Father receives 26-year-old letter from deceased son
A son's letter hoping to mend a strained relationship with his dad took close to three decades to reach him. By the time the father received the mail, it was too late to respond.
"I still kind of tear up when I think about it," Duane Schrock told WSET News.
The 87-year-old is making headlines after receiving unexpected mail that took 26 years to reach him. His son, Duane Schrock Jr., originally sent the letter back in 1989 but experienced setbacks, as the note was constantly forwarded and returned to sender.
NBC News reports the two had a strained relationship, as the father did not approve of his son being gay. Duane Jr. made the decision to reach out to his dad in effort to reopen lines of communication. He penned the following letter one Father's Day.
"Dear Dad, we haven't been in touch for quite a while. I'm doing fine and am very happy in Richmond. I'd like to hear from you. Have a Happy Father's Day. Love, Duane."
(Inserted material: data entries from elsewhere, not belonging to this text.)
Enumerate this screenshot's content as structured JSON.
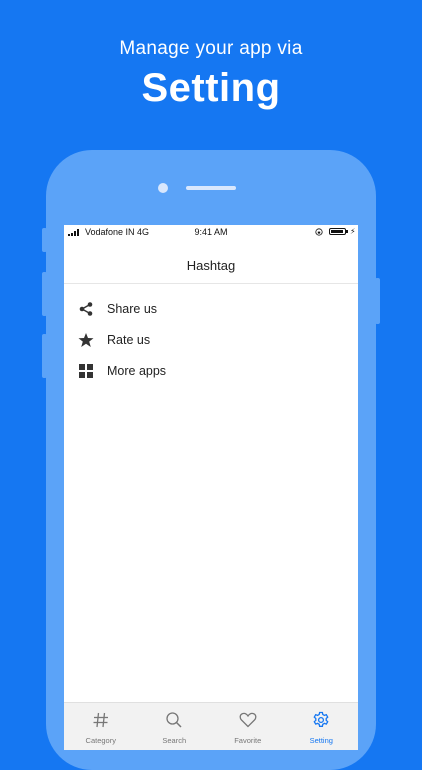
{
  "promo": {
    "subtitle": "Manage your app via",
    "title": "Setting"
  },
  "status_bar": {
    "carrier": "Vodafone IN 4G",
    "time": "9:41 AM"
  },
  "nav": {
    "title": "Hashtag"
  },
  "menu": {
    "items": [
      {
        "label": "Share us",
        "icon": "share-icon"
      },
      {
        "label": "Rate us",
        "icon": "star-icon"
      },
      {
        "label": "More apps",
        "icon": "grid-icon"
      }
    ]
  },
  "tabbar": {
    "tabs": [
      {
        "label": "Category",
        "icon": "hashtag-icon",
        "active": false
      },
      {
        "label": "Search",
        "icon": "search-icon",
        "active": false
      },
      {
        "label": "Favorite",
        "icon": "heart-icon",
        "active": false
      },
      {
        "label": "Setting",
        "icon": "gear-icon",
        "active": true
      }
    ]
  },
  "colors": {
    "background": "#1577f2",
    "phone": "#5ba3f8",
    "accent": "#1577f2"
  }
}
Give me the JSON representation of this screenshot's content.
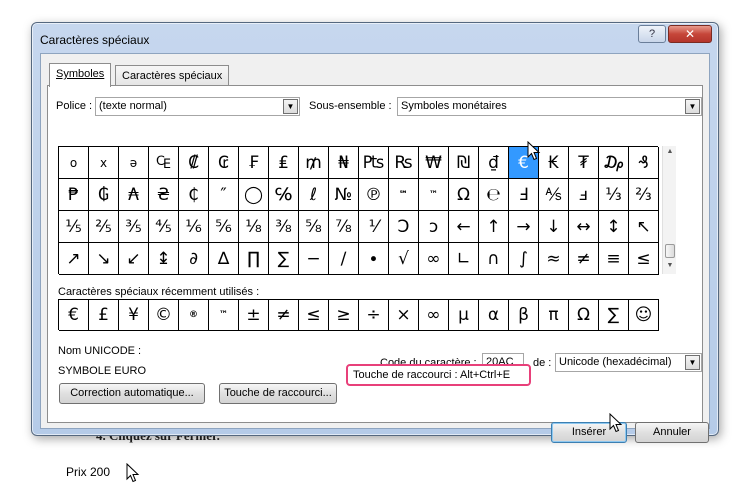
{
  "document": {
    "behind_text": "4.   Cliquez sur Fermer.",
    "price_text": "Prix 200"
  },
  "dialog": {
    "title": "Caractères spéciaux",
    "help_label": "?",
    "close_label": "✕",
    "tabs": [
      {
        "label": "Symboles",
        "active": true
      },
      {
        "label": "Caractères spéciaux",
        "active": false
      }
    ],
    "font_label": "Police :",
    "font_value": "(texte normal)",
    "subset_label": "Sous-ensemble :",
    "subset_value": "Symboles monétaires",
    "grid_rows": [
      [
        "o",
        "x",
        "ə",
        "₠",
        "₡",
        "₢",
        "₣",
        "₤",
        "₥",
        "₦",
        "₧",
        "₨",
        "₩",
        "₪",
        "₫",
        "€",
        "₭",
        "₮",
        "₯",
        "₰"
      ],
      [
        "₱",
        "₲",
        "₳",
        "₴",
        "₵",
        "″",
        "◯",
        "℅",
        "ℓ",
        "№",
        "℗",
        "℠",
        "™",
        "Ω",
        "℮",
        "Ⅎ",
        "⅍",
        "ⅎ",
        "⅓",
        "⅔"
      ],
      [
        "⅕",
        "⅖",
        "⅗",
        "⅘",
        "⅙",
        "⅚",
        "⅛",
        "⅜",
        "⅝",
        "⅞",
        "⅟",
        "Ↄ",
        "ↄ",
        "←",
        "↑",
        "→",
        "↓",
        "↔",
        "↕",
        "↖"
      ],
      [
        "↗",
        "↘",
        "↙",
        "↨",
        "∂",
        "∆",
        "∏",
        "∑",
        "−",
        "∕",
        "∙",
        "√",
        "∞",
        "∟",
        "∩",
        "∫",
        "≈",
        "≠",
        "≡",
        "≤"
      ]
    ],
    "selected_symbol": "€",
    "recent_label": "Caractères spéciaux récemment utilisés :",
    "recent": [
      "€",
      "£",
      "¥",
      "©",
      "®",
      "™",
      "±",
      "≠",
      "≤",
      "≥",
      "÷",
      "×",
      "∞",
      "µ",
      "α",
      "β",
      "π",
      "Ω",
      "∑",
      "☺"
    ],
    "unicode_name_label": "Nom UNICODE :",
    "unicode_name_value": "SYMBOLE EURO",
    "char_code_label": "Code du caractère :",
    "char_code_value": "20AC",
    "from_label": "de :",
    "from_value": "Unicode (hexadécimal)",
    "autocorrect_button": "Correction automatique...",
    "shortcut_key_button": "Touche de raccourci...",
    "shortcut_text": "Touche de raccourci : Alt+Ctrl+E",
    "insert_button": "Insérer",
    "cancel_button": "Annuler"
  }
}
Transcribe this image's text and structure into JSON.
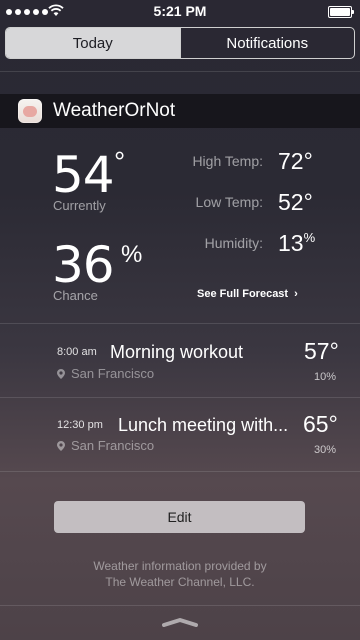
{
  "status_bar": {
    "time": "5:21 PM",
    "signal_dots": 5
  },
  "tabs": [
    {
      "label": "Today",
      "selected": true
    },
    {
      "label": "Notifications",
      "selected": false
    }
  ],
  "widget": {
    "app_name": "WeatherOrNot",
    "current": {
      "temp": "54",
      "temp_unit": "°",
      "temp_label": "Currently",
      "chance": "36",
      "chance_unit": "%",
      "chance_label": "Chance"
    },
    "stats": [
      {
        "label": "High Temp:",
        "value": "72",
        "unit": "°"
      },
      {
        "label": "Low Temp:",
        "value": "52",
        "unit": "°"
      },
      {
        "label": "Humidity:",
        "value": "13",
        "unit": "%"
      }
    ],
    "forecast_link": "See Full Forecast",
    "events": [
      {
        "time": "8:00 am",
        "title": "Morning workout",
        "location": "San Francisco",
        "temp": "57°",
        "chance": "10%"
      },
      {
        "time": "12:30 pm",
        "title": "Lunch meeting with...",
        "location": "San Francisco",
        "temp": "65°",
        "chance": "30%"
      }
    ],
    "edit_label": "Edit",
    "credit_line1": "Weather information provided by",
    "credit_line2": "The Weather Channel, LLC."
  },
  "colors": {
    "segment_active_bg": "#d7d7d9",
    "header_bg": "#111015",
    "edit_bg": "#d7d4d6"
  }
}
Sadly, he would never live to see the response he wanted. In 1995, Duane Schrock Jr. died of AIDS. He was 45 years old.
This story should serve as a lesson to us all that life is too short to not make amends. Regardless of any differences, it's so important to tell the people in your life how much they mean to you. Even if this father did not agree with his son being gay, or couldn't understand it, he was still his son. It's extremely unfortunate Duane Jr. passed away without his letter reaching his dad. Hopefully the two were able to talk before his untimely death.
Thankfully we live in a world where communication is faster and a bit more efficient. There doesn't appear to be a definite reason this letter never reached the dad — other than his moving around a bunch of times.
As a mother of two, I can't imagine not speaking to my children. Yes, there will be times when we disagree and get on each other's nerves, but at the end of the day, I love them too much to lose touch. I have seen the toxic effects the holding of a grudge can have on a family. People hold on so tightly to past situations and feel nothing but heartbreak when it's too late to patch things up.